We can only speculate about this. But we do know is that there was some form of division between these two leaders in the church. Whether it was a full-blown quarrel (often assumed but not directly stated) or just a matter of differing opinions on a particular issue is unclear. Either way, Paul calls for reconciliation to be made between them. Paul’s plea for Euodia and Syntyche “to be of the same mind in the Lord” (v. 2) draws upon his earlier appeal for all the Philippians to have “the mind of Christ” (2:1-5).

 

Notice, Paul does not tell them to agree with each other. As brothers and sisters in Christ, we can, and we will have differing perspectives and opinions like all siblings do. Paul’s entreaty is for their like-mindedness in Christ to bring them together in the midst of their differences. In other words, Paul is stressing that their connectedness – their common gift of grace thanks to Jesus and their shared work in spreading the good news of Christ – is greater than whatever separates them from each other.

 

As Christians, we may not always see things alike, but we are united in the fact that we are mutually dependent upon and equally called in following Jesus – together. Our unity as the Body of Christ is vital as reflection of the truth of the Gospel and for its continued spread. We don’t need to agree on everything but agreeing in the Lord means that we value the things we agree upon because of our shared connection to Christ more than we value the things we disagree upon.

 

Consider & Discuss | How do you respond to disagreements within our church and/or with other Christians? Have you ever allowed a dispute to damage or even ruin a relationship between yourself and another Christian? Did you, have you ever made any attempt at reconciliation? Why or why not? Have you ever had a relationship reconciled and healed out of a mutual submission to Christ? What does it mean to “agree in the Lord” or “be of the same mind in the Lord”? What would that look like in your relationships with other Christians?

 

Prayer Focus | Reconciling God, we recognize how quickly we can let what divides us become greater than You, the One who unites us through Your Son, Jesus Christ. As you repeatedly nudge us to abide in Your presence, spur us forward in relying more and more on Your strength and wisdom.

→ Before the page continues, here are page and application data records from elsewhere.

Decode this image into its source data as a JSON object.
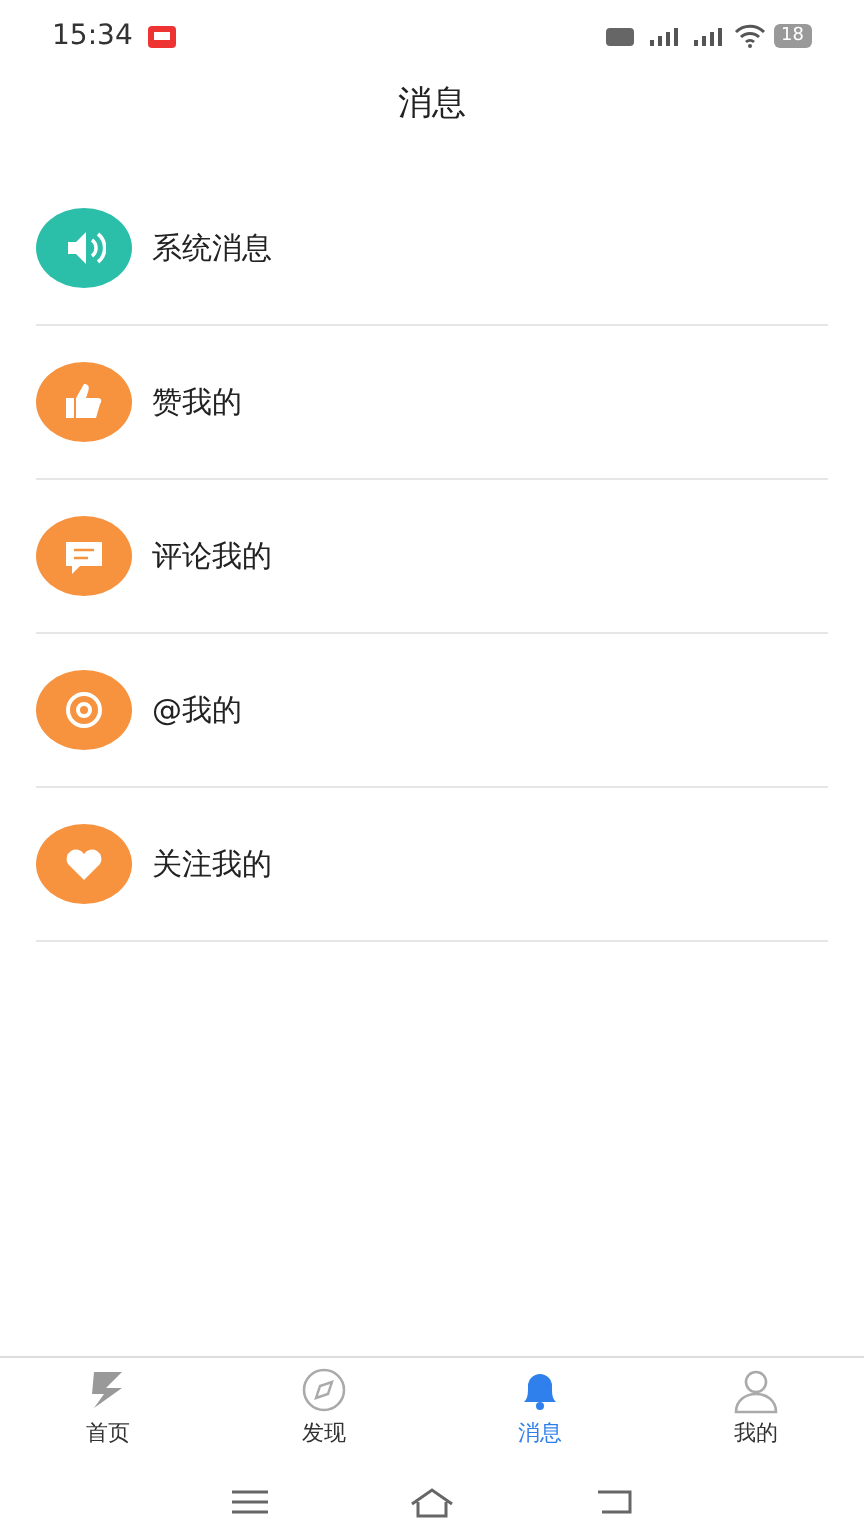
{
  "status_bar": {
    "time": "15:34",
    "battery": "18"
  },
  "title": "消息",
  "items": [
    {
      "label": "系统消息",
      "kind": "speaker",
      "color": "#2bbfaa"
    },
    {
      "label": "赞我的",
      "kind": "thumb",
      "color": "#f7923f"
    },
    {
      "label": "评论我的",
      "kind": "comment",
      "color": "#f7923f"
    },
    {
      "label": "@我的",
      "kind": "at",
      "color": "#f7923f"
    },
    {
      "label": "关注我的",
      "kind": "heart",
      "color": "#f7923f"
    }
  ],
  "tabs": [
    {
      "label": "首页",
      "kind": "home",
      "selected": false
    },
    {
      "label": "发现",
      "kind": "discover",
      "selected": false
    },
    {
      "label": "消息",
      "kind": "bell",
      "selected": true
    },
    {
      "label": "我的",
      "kind": "user",
      "selected": false
    }
  ]
}
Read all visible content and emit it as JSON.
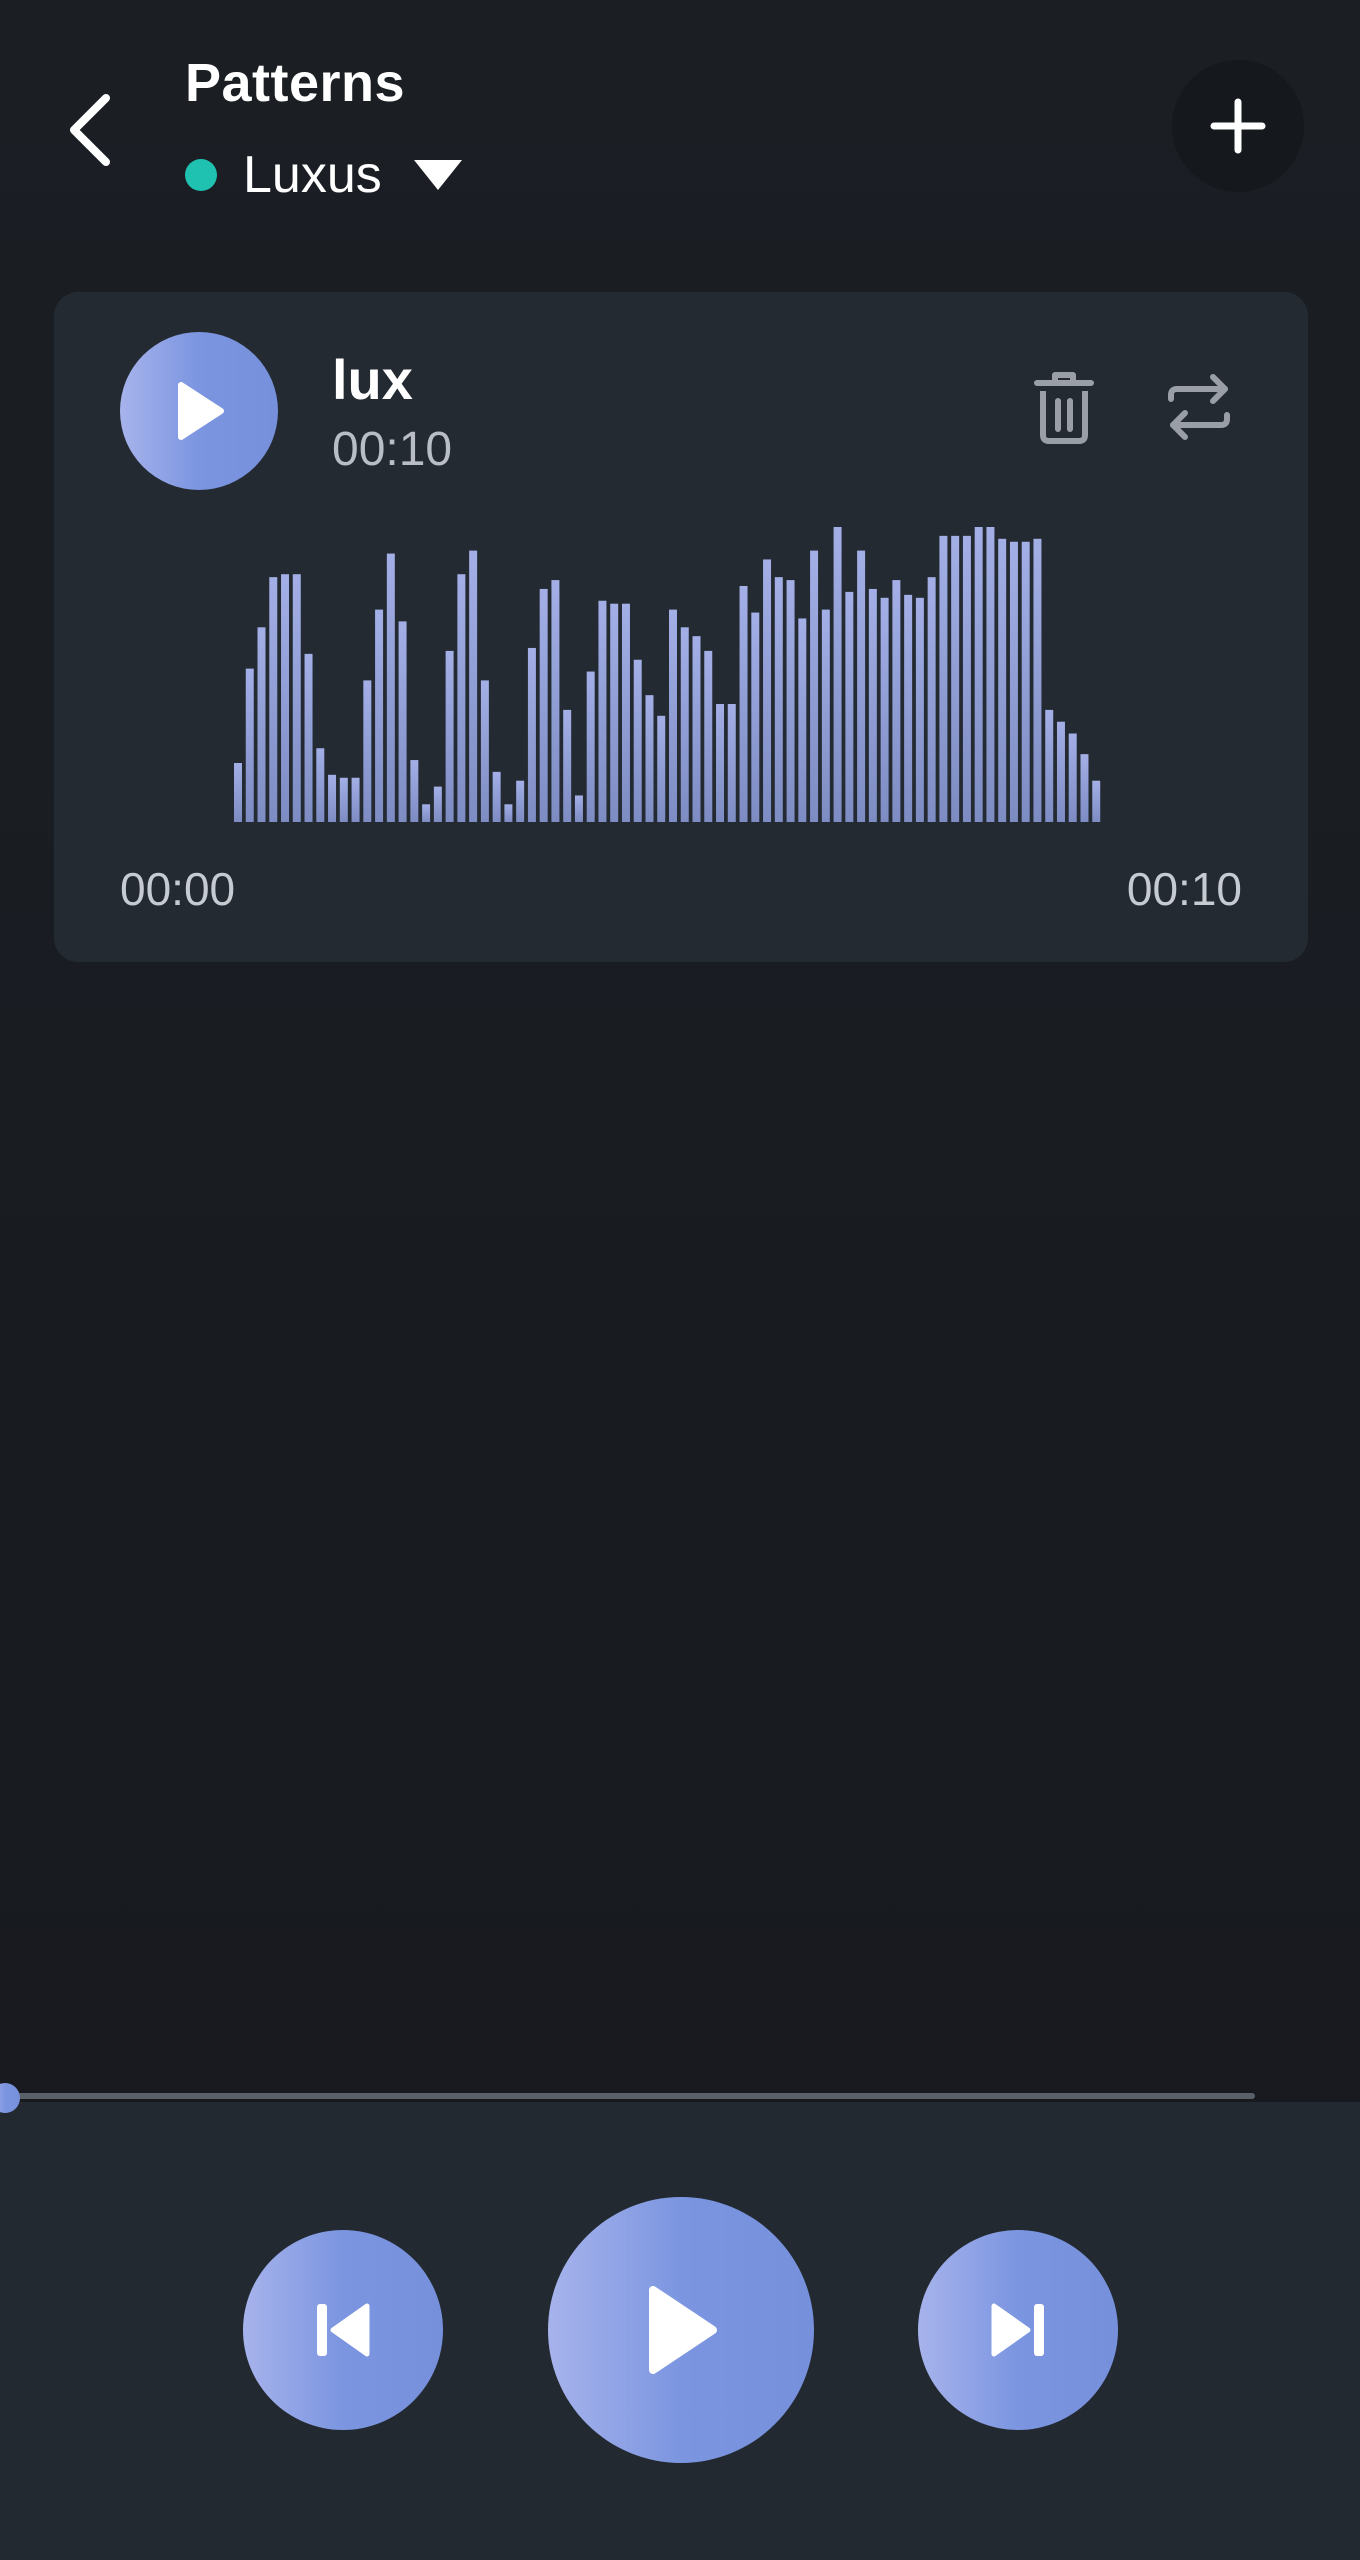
{
  "header": {
    "title": "Patterns",
    "device_name": "Luxus",
    "device_status_color": "#1fc2b0"
  },
  "pattern_card": {
    "name": "lux",
    "duration": "00:10",
    "time_start": "00:00",
    "time_end": "00:10",
    "waveform_levels": [
      0.2,
      0.52,
      0.66,
      0.83,
      0.84,
      0.84,
      0.57,
      0.25,
      0.16,
      0.15,
      0.15,
      0.48,
      0.72,
      0.91,
      0.68,
      0.21,
      0.06,
      0.12,
      0.58,
      0.84,
      0.92,
      0.48,
      0.17,
      0.06,
      0.14,
      0.59,
      0.79,
      0.82,
      0.38,
      0.09,
      0.51,
      0.75,
      0.74,
      0.74,
      0.55,
      0.43,
      0.36,
      0.72,
      0.66,
      0.63,
      0.58,
      0.4,
      0.4,
      0.8,
      0.71,
      0.89,
      0.83,
      0.82,
      0.69,
      0.92,
      0.72,
      1.0,
      0.78,
      0.92,
      0.79,
      0.76,
      0.82,
      0.77,
      0.76,
      0.83,
      0.97,
      0.97,
      0.97,
      1.0,
      1.0,
      0.96,
      0.95,
      0.95,
      0.96,
      0.38,
      0.34,
      0.3,
      0.23,
      0.14
    ],
    "icons": {
      "play": "play-icon",
      "delete": "trash-icon",
      "repeat": "repeat-icon"
    }
  },
  "player": {
    "progress": 0.0,
    "icons": {
      "previous": "skip-previous-icon",
      "play": "play-icon",
      "next": "skip-next-icon"
    }
  },
  "colors": {
    "background": "#181b20",
    "card": "#232a32",
    "accent_start": "#a7b3ec",
    "accent_end": "#7690dc",
    "waveform": "#9aa6dd"
  }
}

Break down the walls we construct between each other. Burden us to release the petty and inconsequential differences that lead us to separate and isolate from each other. Teach us to be increasingly empathetic – to listen to each other first and to seek understanding even when we do not agree. Remind us daily, of our common and shared bond rooted in Your forgiveness, love, and grace. Continue to make us one as You, Father, Son, and Holy Spirit, are one. Amen.